AIM OF THE EXERCISE -> Copy every line of the data exactly, leaving nothing out.

EXCERPTED RECORDS ->

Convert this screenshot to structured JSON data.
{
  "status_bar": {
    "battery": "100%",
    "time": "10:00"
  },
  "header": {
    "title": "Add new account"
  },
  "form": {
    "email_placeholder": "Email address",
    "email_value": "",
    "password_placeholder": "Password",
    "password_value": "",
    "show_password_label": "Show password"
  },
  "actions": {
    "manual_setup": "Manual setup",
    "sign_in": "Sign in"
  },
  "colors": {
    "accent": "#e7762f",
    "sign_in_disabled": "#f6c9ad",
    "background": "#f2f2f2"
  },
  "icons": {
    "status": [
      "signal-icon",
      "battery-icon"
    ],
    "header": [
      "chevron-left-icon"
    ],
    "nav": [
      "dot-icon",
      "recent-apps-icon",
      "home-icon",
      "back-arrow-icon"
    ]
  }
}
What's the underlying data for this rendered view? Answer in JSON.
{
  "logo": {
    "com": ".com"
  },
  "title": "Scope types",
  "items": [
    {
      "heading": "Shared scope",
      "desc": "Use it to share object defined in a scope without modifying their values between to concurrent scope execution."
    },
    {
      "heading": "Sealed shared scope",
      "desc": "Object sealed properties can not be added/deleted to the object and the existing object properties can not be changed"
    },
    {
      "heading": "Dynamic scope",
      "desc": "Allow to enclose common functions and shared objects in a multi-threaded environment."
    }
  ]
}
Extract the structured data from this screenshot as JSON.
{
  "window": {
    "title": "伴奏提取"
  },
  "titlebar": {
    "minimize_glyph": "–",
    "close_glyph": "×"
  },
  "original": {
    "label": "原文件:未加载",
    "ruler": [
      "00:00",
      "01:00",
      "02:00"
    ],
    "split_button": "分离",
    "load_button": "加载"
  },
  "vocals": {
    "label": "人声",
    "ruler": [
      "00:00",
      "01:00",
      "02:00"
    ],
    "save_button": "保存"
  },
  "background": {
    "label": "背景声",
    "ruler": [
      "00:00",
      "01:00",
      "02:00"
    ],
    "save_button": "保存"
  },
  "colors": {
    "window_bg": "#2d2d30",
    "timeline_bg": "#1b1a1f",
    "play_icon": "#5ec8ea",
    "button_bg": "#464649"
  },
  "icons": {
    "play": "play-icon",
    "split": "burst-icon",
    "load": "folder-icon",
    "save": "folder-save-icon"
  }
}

WRITTEN RESPONSE ->
Convert this screenshot to structured JSON data.
{
  "status_bar": {
    "battery": "100%",
    "time": "10:00"
  },
  "header": {
    "title": "Add new account"
  },
  "form": {
    "email_placeholder": "Email address",
    "email_value": "",
    "password_placeholder": "Password",
    "password_value": "",
    "show_password_label": "Show password"
  },
  "actions": {
    "manual_setup": "Manual setup",
    "sign_in": "Sign in"
  },
  "colors": {
    "accent": "#e7762f",
    "sign_in_disabled": "#f6c9ad",
    "background": "#f2f2f2"
  },
  "icons": {
    "status": [
      "signal-icon",
      "battery-icon"
    ],
    "header": [
      "chevron-left-icon"
    ],
    "nav": [
      "dot-icon",
      "recent-apps-icon",
      "home-icon",
      "back-arrow-icon"
    ]
  }
}
What's the underlying data for this rendered view? Answer in JSON.
{
  "logo": {
    "com": ".com"
  },
  "title": "Scope types",
  "items": [
    {
      "heading": "Shared scope",
      "desc": "Use it to share object defined in a scope without modifying their values between to concurrent scope execution."
    },
    {
      "heading": "Sealed shared scope",
      "desc": "Object sealed properties can not be added/deleted to the object and the existing object properties can not be changed"
    },
    {
      "heading": "Dynamic scope",
      "desc": "Allow to enclose common functions and shared objects in a multi-threaded environment."
    }
  ]
}
Extract the structured data from this screenshot as JSON.
{
  "window": {
    "title": "伴奏提取"
  },
  "titlebar": {
    "minimize_glyph": "–",
    "close_glyph": "×"
  },
  "original": {
    "label": "原文件:未加载",
    "ruler": [
      "00:00",
      "01:00",
      "02:00"
    ],
    "split_button": "分离",
    "load_button": "加载"
  },
  "vocals": {
    "label": "人声",
    "ruler": [
      "00:00",
      "01:00",
      "02:00"
    ],
    "save_button": "保存"
  },
  "background": {
    "label": "背景声",
    "ruler": [
      "00:00",
      "01:00",
      "02:00"
    ],
    "save_button": "保存"
  },
  "colors": {
    "window_bg": "#2d2d30",
    "timeline_bg": "#1b1a1f",
    "play_icon": "#5ec8ea",
    "button_bg": "#464649"
  },
  "icons": {
    "play": "play-icon",
    "split": "burst-icon",
    "load": "folder-icon",
    "save": "folder-save-icon"
  }
}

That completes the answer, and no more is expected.